Dataset content:
····················

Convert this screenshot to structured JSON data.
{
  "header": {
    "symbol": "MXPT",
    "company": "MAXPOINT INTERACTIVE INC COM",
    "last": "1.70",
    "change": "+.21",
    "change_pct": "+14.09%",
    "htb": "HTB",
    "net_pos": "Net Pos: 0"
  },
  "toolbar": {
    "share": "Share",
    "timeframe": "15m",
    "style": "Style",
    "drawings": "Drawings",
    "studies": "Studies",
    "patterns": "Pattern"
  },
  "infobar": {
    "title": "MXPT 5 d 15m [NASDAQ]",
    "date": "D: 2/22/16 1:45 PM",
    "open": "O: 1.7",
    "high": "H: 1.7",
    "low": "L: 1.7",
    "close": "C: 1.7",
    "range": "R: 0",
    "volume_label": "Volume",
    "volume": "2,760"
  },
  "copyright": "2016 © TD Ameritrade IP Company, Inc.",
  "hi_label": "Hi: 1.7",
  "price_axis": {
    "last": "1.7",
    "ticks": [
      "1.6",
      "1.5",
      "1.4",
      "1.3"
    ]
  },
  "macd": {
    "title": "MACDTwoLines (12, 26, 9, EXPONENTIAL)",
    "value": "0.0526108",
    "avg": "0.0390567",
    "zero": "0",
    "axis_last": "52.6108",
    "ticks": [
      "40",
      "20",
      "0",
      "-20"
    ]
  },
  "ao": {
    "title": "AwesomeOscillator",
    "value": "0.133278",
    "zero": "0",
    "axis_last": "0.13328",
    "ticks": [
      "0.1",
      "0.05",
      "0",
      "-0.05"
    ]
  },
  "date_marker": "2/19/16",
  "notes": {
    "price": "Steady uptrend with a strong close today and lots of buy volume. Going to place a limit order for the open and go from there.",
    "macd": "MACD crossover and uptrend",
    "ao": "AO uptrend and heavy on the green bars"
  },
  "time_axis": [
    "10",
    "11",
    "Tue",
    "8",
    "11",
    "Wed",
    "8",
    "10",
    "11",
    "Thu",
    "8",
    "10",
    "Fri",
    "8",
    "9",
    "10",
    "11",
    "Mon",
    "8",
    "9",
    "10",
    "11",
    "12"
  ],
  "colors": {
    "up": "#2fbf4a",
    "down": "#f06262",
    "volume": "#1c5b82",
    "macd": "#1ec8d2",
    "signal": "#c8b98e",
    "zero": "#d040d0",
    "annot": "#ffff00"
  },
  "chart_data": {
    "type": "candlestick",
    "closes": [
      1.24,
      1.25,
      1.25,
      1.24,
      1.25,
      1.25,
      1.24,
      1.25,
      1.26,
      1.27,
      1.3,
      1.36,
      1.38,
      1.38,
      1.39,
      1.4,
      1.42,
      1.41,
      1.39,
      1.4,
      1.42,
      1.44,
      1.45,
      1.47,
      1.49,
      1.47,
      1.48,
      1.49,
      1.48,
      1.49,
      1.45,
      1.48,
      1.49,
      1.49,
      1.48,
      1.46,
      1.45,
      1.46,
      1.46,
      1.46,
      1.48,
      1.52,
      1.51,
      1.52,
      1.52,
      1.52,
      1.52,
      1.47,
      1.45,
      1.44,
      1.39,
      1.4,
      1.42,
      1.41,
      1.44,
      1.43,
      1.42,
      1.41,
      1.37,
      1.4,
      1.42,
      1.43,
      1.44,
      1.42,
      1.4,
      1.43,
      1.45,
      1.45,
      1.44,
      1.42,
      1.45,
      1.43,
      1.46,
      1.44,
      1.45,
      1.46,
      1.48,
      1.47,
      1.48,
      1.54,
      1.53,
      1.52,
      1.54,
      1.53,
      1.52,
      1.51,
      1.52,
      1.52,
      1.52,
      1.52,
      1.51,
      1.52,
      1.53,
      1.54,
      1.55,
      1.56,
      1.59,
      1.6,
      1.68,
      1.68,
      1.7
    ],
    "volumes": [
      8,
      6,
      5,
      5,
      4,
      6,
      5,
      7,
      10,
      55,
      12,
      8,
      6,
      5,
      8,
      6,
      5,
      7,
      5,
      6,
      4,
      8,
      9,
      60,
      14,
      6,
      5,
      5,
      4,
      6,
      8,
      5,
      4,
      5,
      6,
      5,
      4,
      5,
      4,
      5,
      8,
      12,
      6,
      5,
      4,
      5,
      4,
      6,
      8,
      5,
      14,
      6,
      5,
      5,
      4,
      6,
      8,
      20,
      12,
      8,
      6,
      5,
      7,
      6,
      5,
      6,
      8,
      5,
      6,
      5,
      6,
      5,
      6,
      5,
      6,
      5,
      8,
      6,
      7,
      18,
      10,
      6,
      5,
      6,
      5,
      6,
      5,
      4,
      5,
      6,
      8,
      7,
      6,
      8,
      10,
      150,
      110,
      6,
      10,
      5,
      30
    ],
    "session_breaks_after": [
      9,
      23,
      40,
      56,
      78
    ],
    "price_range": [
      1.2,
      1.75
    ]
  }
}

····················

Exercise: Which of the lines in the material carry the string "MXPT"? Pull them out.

Exercise result:
    "symbol": "MXPT",
    "title": "MXPT 5 d 15m [NASDAQ]",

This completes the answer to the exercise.